Luxtripper Travel Editor
Starting my trip in Rio de Janeiro I began with three days of hustle, bustle and postcard perfect views. First up, a day on Copacabana beach spent working on my tan whilst taking in the mountainous landscapes, live samba music and glamourous joggers. A blissful ease into Rio life before the next day’s busy sightseeing fun. Wanting to start with the famous harbour view I made my way up to the Christ the Redeemer statue for late morning, where despite the bustle of tourists I found myself looking down on the city, with the statue and a cloudless blue sky above me, and feeling as though I was looking down on the world from heaven. It’s easy to see why this is one of the seven natural wonders of the world.
Having begrudgingly torn myself away from the view I came down to Earth, only to head back up, this time on the cable car to the top of Sugarloaf Mountain, with a slowly setting sun behind me. Drinking a cold beer in the bar at the top I watched as Rio turned from brilliant blue to burnt orange and finally to pitch black, with the twinkle of a thousand lights. I remember thinking what a special city this is, nestled in between vast ocean and domineering mountains lies a place full of life and colour. Something which I would be reminded of the next day, on a trip to the Escadaria Selarón, a huge mosaic stairway in the Lapa region of town. Jorge Selarón, the artist responsible, calls them, "my tribute to the Brazilian people" and for me, that’s exactly what they are, a beautiful, brightly coloured example of this vibrant and varied Brazilian city.
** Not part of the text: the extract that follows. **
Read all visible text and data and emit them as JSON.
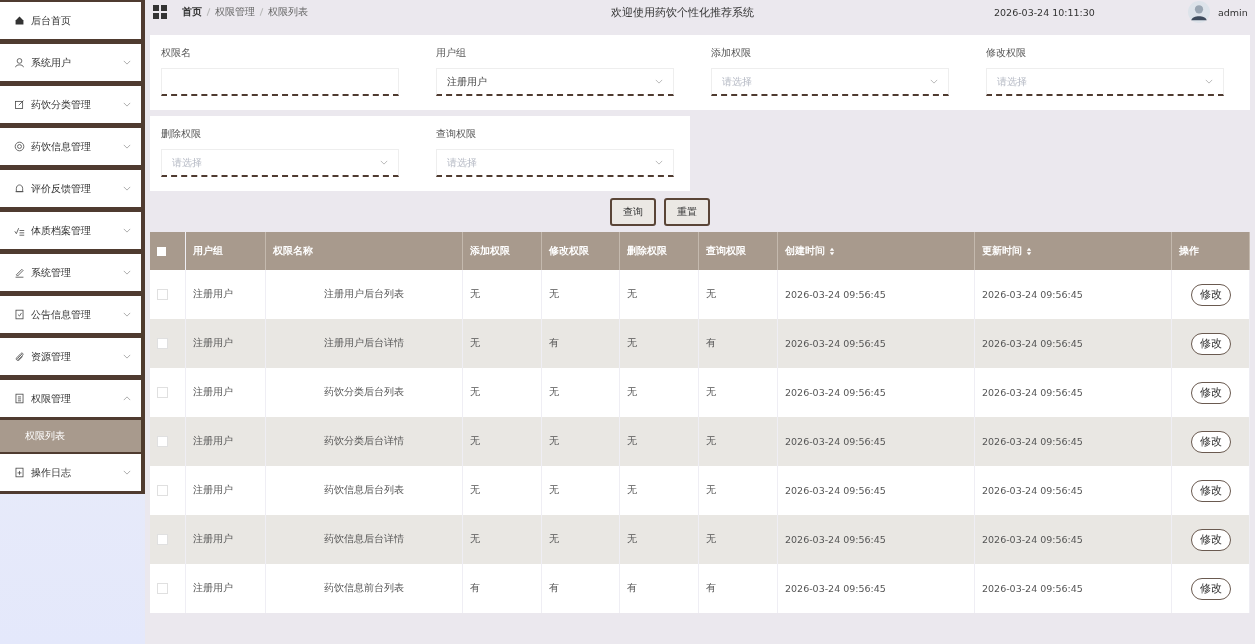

Up next on my tour of Brazil was a week relaxing further down the coast, from Ilha Grande to Paraty. A tiny island paradise, Ilha Grande is an old pirates stomping ground, and with its lack of cars and few settlements, it still feels rather that way. The rainforest lined Lopes Mendes beach is one of the most picturesque I have ever come across - the fact that you either have to hike or boat to it making it perfectly unspoilt – and so a happy few days were spent lazing on white sand and paddling in turquoise water. But following an utterly incredible seafood dinner, eaten on the beach with the sea gently lapping my feet - Lua e Mar restaurant is a must try, genuinely the best seafood I have ever eaten – it was time to head back to mainland and move onto Paraty.
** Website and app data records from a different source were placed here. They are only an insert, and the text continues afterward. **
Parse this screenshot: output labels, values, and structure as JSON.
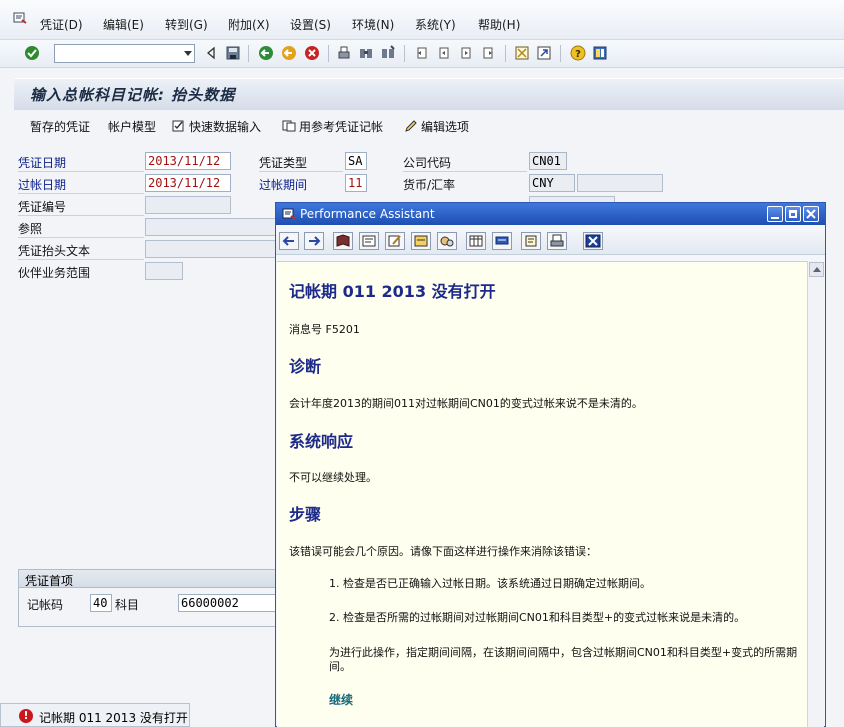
{
  "menu": {
    "items": [
      "凭证(D)",
      "编辑(E)",
      "转到(G)",
      "附加(X)",
      "设置(S)",
      "环境(N)",
      "系统(Y)",
      "帮助(H)"
    ]
  },
  "toolbar": {
    "command_field": ""
  },
  "screen": {
    "title": "输入总帐科目记帐: 抬头数据"
  },
  "app_toolbar": {
    "parked_docs": "暂存的凭证",
    "account_model": "帐户模型",
    "fast_entry": "快速数据输入",
    "post_with_ref": "用参考凭证记帐",
    "edit_options": "编辑选项"
  },
  "header": {
    "doc_date_label": "凭证日期",
    "doc_date": "2013/11/12",
    "posting_date_label": "过帐日期",
    "posting_date": "2013/11/12",
    "doc_number_label": "凭证编号",
    "doc_number": "",
    "reference_label": "参照",
    "reference": "",
    "header_text_label": "凭证抬头文本",
    "header_text": "",
    "trading_partner_label": "伙伴业务范围",
    "trading_partner": "",
    "doc_type_label": "凭证类型",
    "doc_type": "SA",
    "period_label": "过帐期间",
    "period": "11",
    "company_code_label": "公司代码",
    "company_code": "CN01",
    "currency_label": "货币/汇率",
    "currency": "CNY",
    "exchange_rate": ""
  },
  "first_item": {
    "group_title": "凭证首项",
    "posting_key_label": "记帐码",
    "posting_key": "40",
    "account_label": "科目",
    "account": "66000002"
  },
  "status": {
    "type": "error",
    "message": "记帐期 011 2013 没有打开"
  },
  "performance_assistant": {
    "window_title": "Performance Assistant",
    "heading": "记帐期  011 2013 没有打开",
    "message_number": "消息号  F5201",
    "diagnosis_title": "诊断",
    "diagnosis_text": "会计年度2013的期间011对过帐期间CN01的变式过帐来说不是未清的。",
    "system_response_title": "系统响应",
    "system_response_text": "不可以继续处理。",
    "procedure_title": "步骤",
    "procedure_text": "该错误可能会几个原因。请像下面这样进行操作来消除该错误：",
    "steps": [
      "1. 检查是否已正确输入过帐日期。该系统通过日期确定过帐期间。",
      "2. 检查是否所需的过帐期间对过帐期间CN01和科目类型+的变式过帐来说是未清的。",
      "为进行此操作，指定期间间隔，在该期间间隔中，包含过帐期间CN01和科目类型+变式的所需期间。"
    ],
    "continue_link": "继续"
  }
}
The old colonial town is a popular destination for Brazilians and foreigners alike and its cobbled streets and whitewashed buildings were bustling with life as I sat down in a harbour side bar to try my first Caipirinha, Brazil’s national drink. Made from cachaça spirit, sugar, lime and ice, these cocktails are dangerously delicious. Needless to say, after polishing off a couple I was in the mood for a little Brazilian nightlife, and so I found myself in an open air bar, nestled into an old stone building with flowered vines crawling the walls, drinkers chatting on the street outside, and a live samba band playing inside. The Brazilian carnival spirit is totally infectious, and even with my lack of rhythm I was soon being spun around by the locals and taught some moves by the band’s dancers, who looked fantastic all dressed up in traditional carnival attire. A perfectly Brazilian night followed by a perfectly relaxing next day. Having heard that the most popular activity for a stay in in Paraty is to take one of the many boat trips on offer, I set off on a big old wooden ship for a day of snorkelling, sunning and seafood. There’s really nothing like the joy of throwing yourself off a boat and splashing into a clear blue sea. It certainly cleared the cobwebs from the night before!
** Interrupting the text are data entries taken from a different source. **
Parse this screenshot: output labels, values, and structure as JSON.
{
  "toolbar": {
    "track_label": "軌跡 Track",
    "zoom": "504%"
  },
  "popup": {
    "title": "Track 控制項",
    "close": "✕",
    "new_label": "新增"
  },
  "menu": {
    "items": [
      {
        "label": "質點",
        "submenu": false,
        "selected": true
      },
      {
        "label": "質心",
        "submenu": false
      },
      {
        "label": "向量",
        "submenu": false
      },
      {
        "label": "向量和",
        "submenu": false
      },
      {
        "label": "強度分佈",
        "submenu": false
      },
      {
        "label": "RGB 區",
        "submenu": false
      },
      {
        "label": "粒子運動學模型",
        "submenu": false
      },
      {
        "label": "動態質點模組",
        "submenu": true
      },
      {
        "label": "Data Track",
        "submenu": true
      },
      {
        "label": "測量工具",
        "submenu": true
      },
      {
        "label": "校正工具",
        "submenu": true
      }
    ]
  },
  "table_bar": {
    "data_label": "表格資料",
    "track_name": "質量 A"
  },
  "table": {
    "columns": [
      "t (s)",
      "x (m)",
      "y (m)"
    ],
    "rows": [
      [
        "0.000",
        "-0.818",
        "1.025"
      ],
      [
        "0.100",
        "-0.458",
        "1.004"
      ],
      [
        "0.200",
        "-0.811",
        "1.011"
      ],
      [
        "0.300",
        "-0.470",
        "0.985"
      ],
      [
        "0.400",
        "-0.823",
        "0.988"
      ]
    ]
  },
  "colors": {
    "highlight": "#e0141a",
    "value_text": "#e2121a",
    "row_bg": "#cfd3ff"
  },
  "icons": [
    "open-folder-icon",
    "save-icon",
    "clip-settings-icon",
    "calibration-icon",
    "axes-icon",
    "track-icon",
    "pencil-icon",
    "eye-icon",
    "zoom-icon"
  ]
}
Suitably relaxed after my time on the coast I headed next to to Foz do Iguazu, the Brazilian base town for Iguazu Falls. And it was here that Brazil really stole my heart. On the border with Argentina sits a chain of almost 3km of waterfalls, all surrounded by rainforest and various flora and fauna – this is the little known wonder of Iguazu. Arriving into the national park I promptly made my way to the main viewing platform, perched on top of the very highest waterfall. Being drenched and deafened by the gushing water as it fell down below me, and I cowered away from the edge of the railing, was one of the most surreal moments of my life. However, as I wandered back downwards, on paths entwining through the rainforest, I came across my favourite views. Though the spray drenching experience from the very top was epic, the lower tree framed views give rise to a juxtaposition of colour that is just unparalleled. Rainbows appeared at every turn, and amongst the lush green trees and the blue water, thousands of multi-coloured butterflies filled the air. It was with a very heavy heart that I headed back to my hotel that night.
What a magical way to end my trip.